The Collected Letters, Volume 15


TC TO EDWARD FITZGERALD ; 3 October 1842; DOI: 10.1215/lt-18421003-TC-EF-01; CL 15: 115-116


Chelsea, Monday (3 Octr, 1842)

My dear Sir,

The companion of this Note should have been the forerunner of it; being written, in great haste, on Saturday afternoon; triumphantly carried out in my breast-pocket, and then—forgotten till near seven o'clock, when I pulled it out, seeking for my catalogue in an Old-Book shop in Holywell Street! Today I can add this to it; with a certificate that your last packet also has arrived,—the button-seal unbroken, the sketch not injured by its journey.1— You shall be appointed Topographer-General when I come to be King.

You have not sent me the Boy's name (Trooper-and-Cabbage-Yard Boy's2); but if you mark it down on paper, nothing will run away with it; and at present it is not in the least wanted. God knows if it ever will be, for any solid purpose—alas, alas!

No Worsely or Ouseley that I can get trace of was present as a Colonel at Naseby.3 A Sir Charles Wolseley (ancestor, I think, of the present or late Ultra radical) gets himself occasionally named; and became ultimately one of Oliver's Council of State:4 but (tho' my Sprigge, which contains a List of Fairfax's Army, is gone back to Cambridge) I have little or no doubt he was not a Colonel there, or at all there. The name therefore remains enigmatic. There was a Colonel Okey,5 future Regicide, formerly in “Brewer's Stoker in Southwark,” who might well enough have left his name: he stood in Langfordy Hedges with his dragoons; it was at his advance, with a sputtering of shot and other dangerous features of conduct, that the King's Horse broke finally away and fled. He was, I think, the most audacious fighter then going, on either side. Alas, I fear your country Digamma6 will not stretch to the length of Colonel Okey; whose name it would have been interesting to find on that ground.

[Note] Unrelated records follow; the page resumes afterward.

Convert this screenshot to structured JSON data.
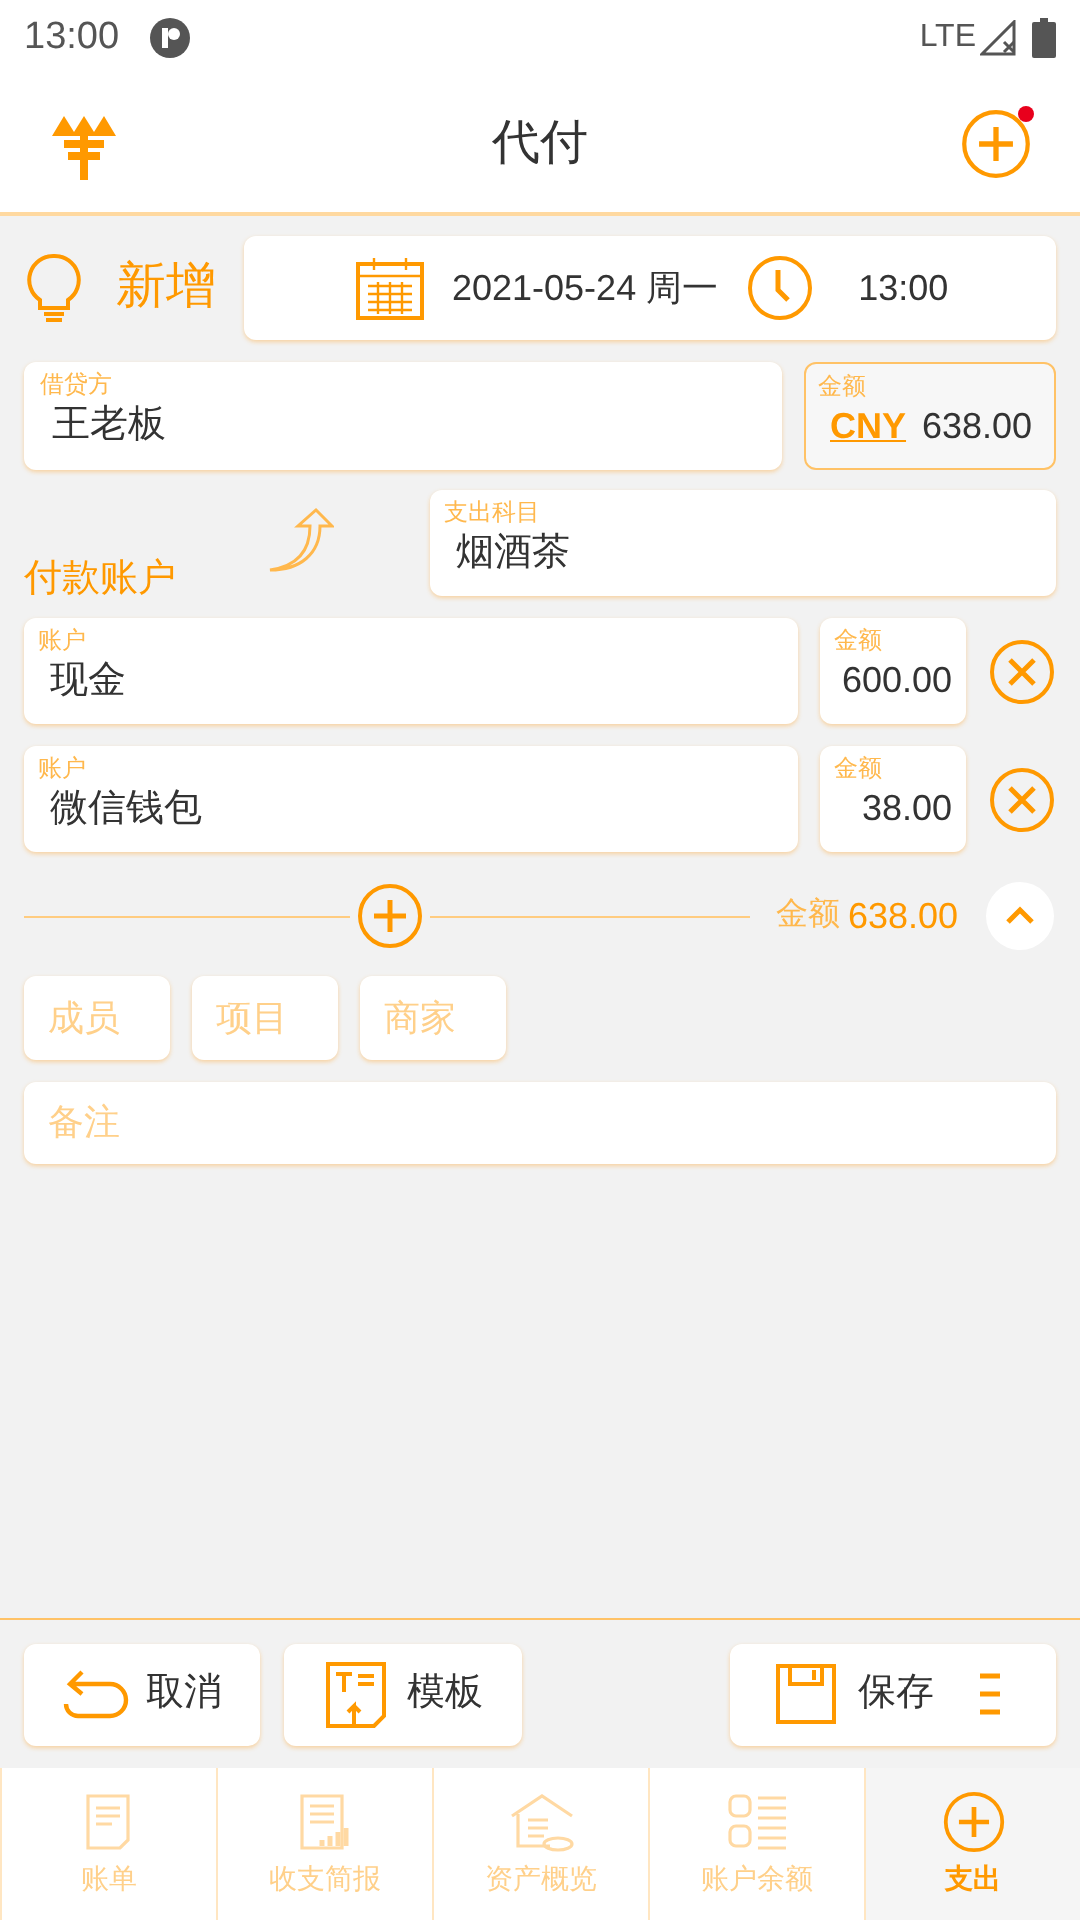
{
  "status_bar": {
    "time": "13:00",
    "network": "LTE"
  },
  "header": {
    "title": "代付"
  },
  "entry": {
    "mode": "新增",
    "date": "2021-05-24 周一",
    "time": "13:00"
  },
  "counterparty": {
    "label": "借贷方",
    "value": "王老板"
  },
  "amount": {
    "label": "金额",
    "currency": "CNY",
    "value": "638.00"
  },
  "category": {
    "label": "支出科目",
    "value": "烟酒茶"
  },
  "payment": {
    "title": "付款账户",
    "accounts": [
      {
        "label": "账户",
        "value": "现金",
        "amount_label": "金额",
        "amount": "600.00"
      },
      {
        "label": "账户",
        "value": "微信钱包",
        "amount_label": "金额",
        "amount": "38.00"
      }
    ],
    "total_label": "金额",
    "total": "638.00"
  },
  "tags": [
    {
      "placeholder": "成员"
    },
    {
      "placeholder": "项目"
    },
    {
      "placeholder": "商家"
    }
  ],
  "note": {
    "placeholder": "备注"
  },
  "actions": {
    "cancel": "取消",
    "template": "模板",
    "save": "保存"
  },
  "nav": [
    {
      "label": "账单",
      "selected": false
    },
    {
      "label": "收支简报",
      "selected": false
    },
    {
      "label": "资产概览",
      "selected": false
    },
    {
      "label": "账户余额",
      "selected": false
    },
    {
      "label": "支出",
      "selected": true
    }
  ]
}
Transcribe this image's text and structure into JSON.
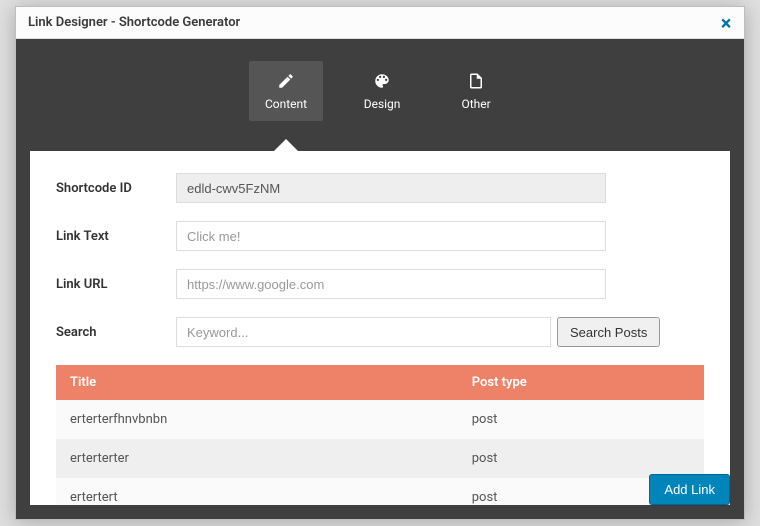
{
  "modal": {
    "title": "Link Designer - Shortcode Generator",
    "close_label": "×"
  },
  "tabs": {
    "content": "Content",
    "design": "Design",
    "other": "Other"
  },
  "form": {
    "shortcode_label": "Shortcode ID",
    "shortcode_value": "edld-cwv5FzNM",
    "linktext_label": "Link Text",
    "linktext_placeholder": "Click me!",
    "linkurl_label": "Link URL",
    "linkurl_placeholder": "https://www.google.com",
    "search_label": "Search",
    "search_placeholder": "Keyword...",
    "search_button": "Search Posts"
  },
  "table": {
    "col_title": "Title",
    "col_posttype": "Post type",
    "rows": [
      {
        "title": "erterterfhnvbnbn",
        "post_type": "post"
      },
      {
        "title": "erterterter",
        "post_type": "post"
      },
      {
        "title": "ertertert",
        "post_type": "post"
      }
    ]
  },
  "footer": {
    "add_link": "Add Link"
  }
}
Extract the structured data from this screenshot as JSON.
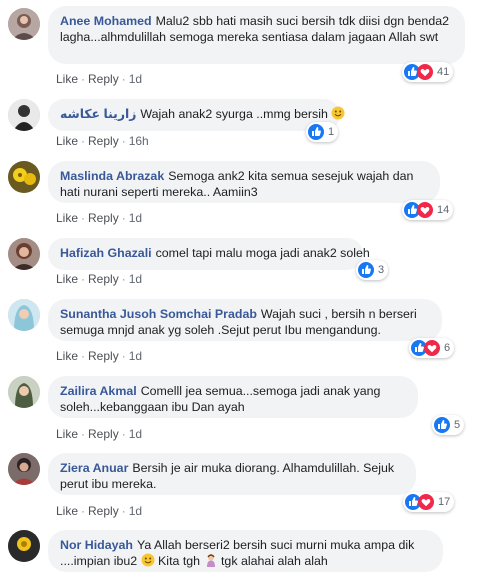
{
  "actions": {
    "like": "Like",
    "reply": "Reply",
    "sep": "·"
  },
  "colors": {
    "author": "#385898",
    "bubble": "#f2f3f5",
    "like_blue": "#1877f2",
    "love_red": "#f0284a"
  },
  "comments": [
    {
      "author": "Anee Mohamed",
      "text": "Malu2 sbb hati masih suci bersih tdk diisi dgn benda2 lagha...alhmdulillah semoga mereka sentiasa dalam jagaan Allah swt",
      "time": "1d",
      "reactions": [
        "like-icon",
        "love-icon"
      ],
      "count": "41"
    },
    {
      "author": "زارينا عكاشه",
      "text": "Wajah anak2 syurga ..mmg bersih",
      "emoji": "smile-emoji",
      "time": "16h",
      "reactions": [
        "like-icon"
      ],
      "count": "1"
    },
    {
      "author": "Maslinda Abrazak",
      "text": "Semoga ank2 kita semua sesejuk wajah dan hati nurani seperti mereka.. Aamiin3",
      "time": "1d",
      "reactions": [
        "like-icon",
        "love-icon"
      ],
      "count": "14"
    },
    {
      "author": "Hafizah Ghazali",
      "text": "comel tapi malu moga jadi anak2 soleh",
      "time": "1d",
      "reactions": [
        "like-icon"
      ],
      "count": "3"
    },
    {
      "author": "Sunantha Jusoh Somchai Pradab",
      "text": "Wajah suci , bersih n berseri semuga mnjd anak yg soleh .Sejut perut Ibu mengandung.",
      "time": "1d",
      "reactions": [
        "like-icon",
        "love-icon"
      ],
      "count": "6"
    },
    {
      "author": "Zailira Akmal",
      "text": "Comelll jea semua...semoga jadi anak yang soleh...kebanggaan ibu Dan ayah",
      "time": "1d",
      "reactions": [
        "like-icon"
      ],
      "count": "5"
    },
    {
      "author": "Ziera Anuar",
      "text": "Bersih je air muka diorang. Alhamdulillah. Sejuk perut ibu mereka.",
      "time": "1d",
      "reactions": [
        "like-icon",
        "love-icon"
      ],
      "count": "17"
    },
    {
      "author": "Nor Hidayah",
      "text": "Ya Allah berseri2 bersih suci murni muka ampa dik ....impian ibu2",
      "emoji": "smile-emoji",
      "text_after": "Kita tgh",
      "emoji2": "woman-emoji",
      "text_after2": "tgk alahai alah alah",
      "time": "",
      "reactions": [],
      "count": ""
    }
  ]
}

The buttons, I am very glad to consider as new or spurious; for the N.Y.I.,7 indisputable there, is altogether unintelligible otherwise. The stamp indeed looks quite new; far too fresh to have lain two centuries. Besides I rather think they used horn-buttons in those days, and of far larger size.

The accounts of the number killed are very vague. The Parliament-Commissioners' dispatch (written however that same evening) says, “On the King's side 600, on ours not one hundred”; Cromwell, also on the same evening, says Killed and taken about 5,000; which agrees with Chronicler Heath's account, that the number of Prisoners, marched off on the Monday from Harborough towards London, was 4,500. There is a list of all the officers taken. Perhaps 600 in all may be a fair guess for the number killed on both sides. Battles at that time were not fourth-part so deadly as now: their muskets were great clumsy things, with rests to stick in the ground when you fired, bullets carried in your mouth etc. I suppose a man with percussion-caps and cartridges could fire at least ten times as often in a given time. The number engaged at Naseby seems to have been about 10,000 on each side: the Parlt took 8,000 stand of arms; and most of the Horse doubtless got off. The chase lasted thro' Harborough, till within sight of Leicester steeple.— By the by, the “Little chair” does not belong to Lubbenham; it and the “little low room” are at Harborough!8

Thanks heartily for your offer of the new column at Cloister-Well: it must decidedly be done, one day! But unless the very Fates forbid, I mean to be there with you next summer, when the Hills are all green again.

We had Spedding last night, home from Yankee-land; by whom and to whom was honourable mention of you.9 He goes Northward in about a week. The Yankees have not discomposed him; nothing in this world can. He comes home raying forth the same quiet candid light,—white light, or grey mildly contemplative twilight—as when he went.— Adieu, with best thanks,

T. Carlyle